### Extracted entries
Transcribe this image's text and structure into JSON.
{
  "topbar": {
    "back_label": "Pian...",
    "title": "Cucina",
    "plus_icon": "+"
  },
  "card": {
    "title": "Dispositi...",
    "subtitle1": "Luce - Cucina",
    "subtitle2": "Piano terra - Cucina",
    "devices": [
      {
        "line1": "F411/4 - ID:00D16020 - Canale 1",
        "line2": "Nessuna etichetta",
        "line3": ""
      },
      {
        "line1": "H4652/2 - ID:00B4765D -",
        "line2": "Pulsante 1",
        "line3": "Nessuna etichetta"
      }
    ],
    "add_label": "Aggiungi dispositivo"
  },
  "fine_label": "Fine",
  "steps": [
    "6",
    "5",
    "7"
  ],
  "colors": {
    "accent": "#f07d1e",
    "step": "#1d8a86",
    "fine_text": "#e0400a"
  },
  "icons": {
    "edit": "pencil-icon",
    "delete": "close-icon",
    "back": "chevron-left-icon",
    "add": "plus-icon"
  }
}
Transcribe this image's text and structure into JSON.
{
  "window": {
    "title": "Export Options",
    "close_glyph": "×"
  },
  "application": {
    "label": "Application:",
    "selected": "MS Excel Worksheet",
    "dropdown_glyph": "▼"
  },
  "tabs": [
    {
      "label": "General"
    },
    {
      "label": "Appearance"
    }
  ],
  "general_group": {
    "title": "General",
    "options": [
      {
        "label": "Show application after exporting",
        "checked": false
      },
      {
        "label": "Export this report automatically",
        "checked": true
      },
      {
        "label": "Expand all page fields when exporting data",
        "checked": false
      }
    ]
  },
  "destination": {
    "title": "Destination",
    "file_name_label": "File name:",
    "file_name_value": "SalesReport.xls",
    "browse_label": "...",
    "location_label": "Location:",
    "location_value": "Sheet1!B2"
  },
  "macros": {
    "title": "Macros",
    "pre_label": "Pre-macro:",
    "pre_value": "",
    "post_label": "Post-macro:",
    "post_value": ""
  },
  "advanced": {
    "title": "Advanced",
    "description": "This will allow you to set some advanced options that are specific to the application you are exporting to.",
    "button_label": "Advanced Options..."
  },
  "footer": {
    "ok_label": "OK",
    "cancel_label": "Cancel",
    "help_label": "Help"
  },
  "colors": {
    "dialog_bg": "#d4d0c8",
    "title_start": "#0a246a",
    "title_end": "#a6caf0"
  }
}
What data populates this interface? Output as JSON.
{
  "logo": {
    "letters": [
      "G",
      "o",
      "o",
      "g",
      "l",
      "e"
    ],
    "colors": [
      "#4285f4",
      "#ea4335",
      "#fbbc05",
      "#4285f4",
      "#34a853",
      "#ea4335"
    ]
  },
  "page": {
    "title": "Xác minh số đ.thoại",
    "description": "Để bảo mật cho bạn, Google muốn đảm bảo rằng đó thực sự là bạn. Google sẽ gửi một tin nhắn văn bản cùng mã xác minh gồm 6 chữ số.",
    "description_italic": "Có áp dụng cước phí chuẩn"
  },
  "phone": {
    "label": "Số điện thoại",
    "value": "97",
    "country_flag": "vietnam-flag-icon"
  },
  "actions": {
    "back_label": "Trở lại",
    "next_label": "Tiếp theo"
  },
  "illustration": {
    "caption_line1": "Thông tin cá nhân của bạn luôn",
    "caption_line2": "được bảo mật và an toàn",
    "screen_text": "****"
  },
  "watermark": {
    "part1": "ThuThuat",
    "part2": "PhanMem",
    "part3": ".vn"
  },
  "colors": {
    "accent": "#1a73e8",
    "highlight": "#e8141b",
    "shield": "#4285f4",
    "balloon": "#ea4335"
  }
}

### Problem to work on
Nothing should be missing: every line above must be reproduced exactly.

### Solved exercise
Transcribe this image's text and structure into JSON.
{
  "topbar": {
    "back_label": "Pian...",
    "title": "Cucina",
    "plus_icon": "+"
  },
  "card": {
    "title": "Dispositi...",
    "subtitle1": "Luce - Cucina",
    "subtitle2": "Piano terra - Cucina",
    "devices": [
      {
        "line1": "F411/4 - ID:00D16020 - Canale 1",
        "line2": "Nessuna etichetta",
        "line3": ""
      },
      {
        "line1": "H4652/2 - ID:00B4765D -",
        "line2": "Pulsante 1",
        "line3": "Nessuna etichetta"
      }
    ],
    "add_label": "Aggiungi dispositivo"
  },
  "fine_label": "Fine",
  "steps": [
    "6",
    "5",
    "7"
  ],
  "colors": {
    "accent": "#f07d1e",
    "step": "#1d8a86",
    "fine_text": "#e0400a"
  },
  "icons": {
    "edit": "pencil-icon",
    "delete": "close-icon",
    "back": "chevron-left-icon",
    "add": "plus-icon"
  }
}
Transcribe this image's text and structure into JSON.
{
  "window": {
    "title": "Export Options",
    "close_glyph": "×"
  },
  "application": {
    "label": "Application:",
    "selected": "MS Excel Worksheet",
    "dropdown_glyph": "▼"
  },
  "tabs": [
    {
      "label": "General"
    },
    {
      "label": "Appearance"
    }
  ],
  "general_group": {
    "title": "General",
    "options": [
      {
        "label": "Show application after exporting",
        "checked": false
      },
      {
        "label": "Export this report automatically",
        "checked": true
      },
      {
        "label": "Expand all page fields when exporting data",
        "checked": false
      }
    ]
  },
  "destination": {
    "title": "Destination",
    "file_name_label": "File name:",
    "file_name_value": "SalesReport.xls",
    "browse_label": "...",
    "location_label": "Location:",
    "location_value": "Sheet1!B2"
  },
  "macros": {
    "title": "Macros",
    "pre_label": "Pre-macro:",
    "pre_value": "",
    "post_label": "Post-macro:",
    "post_value": ""
  },
  "advanced": {
    "title": "Advanced",
    "description": "This will allow you to set some advanced options that are specific to the application you are exporting to.",
    "button_label": "Advanced Options..."
  },
  "footer": {
    "ok_label": "OK",
    "cancel_label": "Cancel",
    "help_label": "Help"
  },
  "colors": {
    "dialog_bg": "#d4d0c8",
    "title_start": "#0a246a",
    "title_end": "#a6caf0"
  }
}
What data populates this interface? Output as JSON.
{
  "logo": {
    "letters": [
      "G",
      "o",
      "o",
      "g",
      "l",
      "e"
    ],
    "colors": [
      "#4285f4",
      "#ea4335",
      "#fbbc05",
      "#4285f4",
      "#34a853",
      "#ea4335"
    ]
  },
  "page": {
    "title": "Xác minh số đ.thoại",
    "description": "Để bảo mật cho bạn, Google muốn đảm bảo rằng đó thực sự là bạn. Google sẽ gửi một tin nhắn văn bản cùng mã xác minh gồm 6 chữ số.",
    "description_italic": "Có áp dụng cước phí chuẩn"
  },
  "phone": {
    "label": "Số điện thoại",
    "value": "97",
    "country_flag": "vietnam-flag-icon"
  },
  "actions": {
    "back_label": "Trở lại",
    "next_label": "Tiếp theo"
  },
  "illustration": {
    "caption_line1": "Thông tin cá nhân của bạn luôn",
    "caption_line2": "được bảo mật và an toàn",
    "screen_text": "****"
  },
  "watermark": {
    "part1": "ThuThuat",
    "part2": "PhanMem",
    "part3": ".vn"
  },
  "colors": {
    "accent": "#1a73e8",
    "highlight": "#e8141b",
    "shield": "#4285f4",
    "balloon": "#ea4335"
  }
}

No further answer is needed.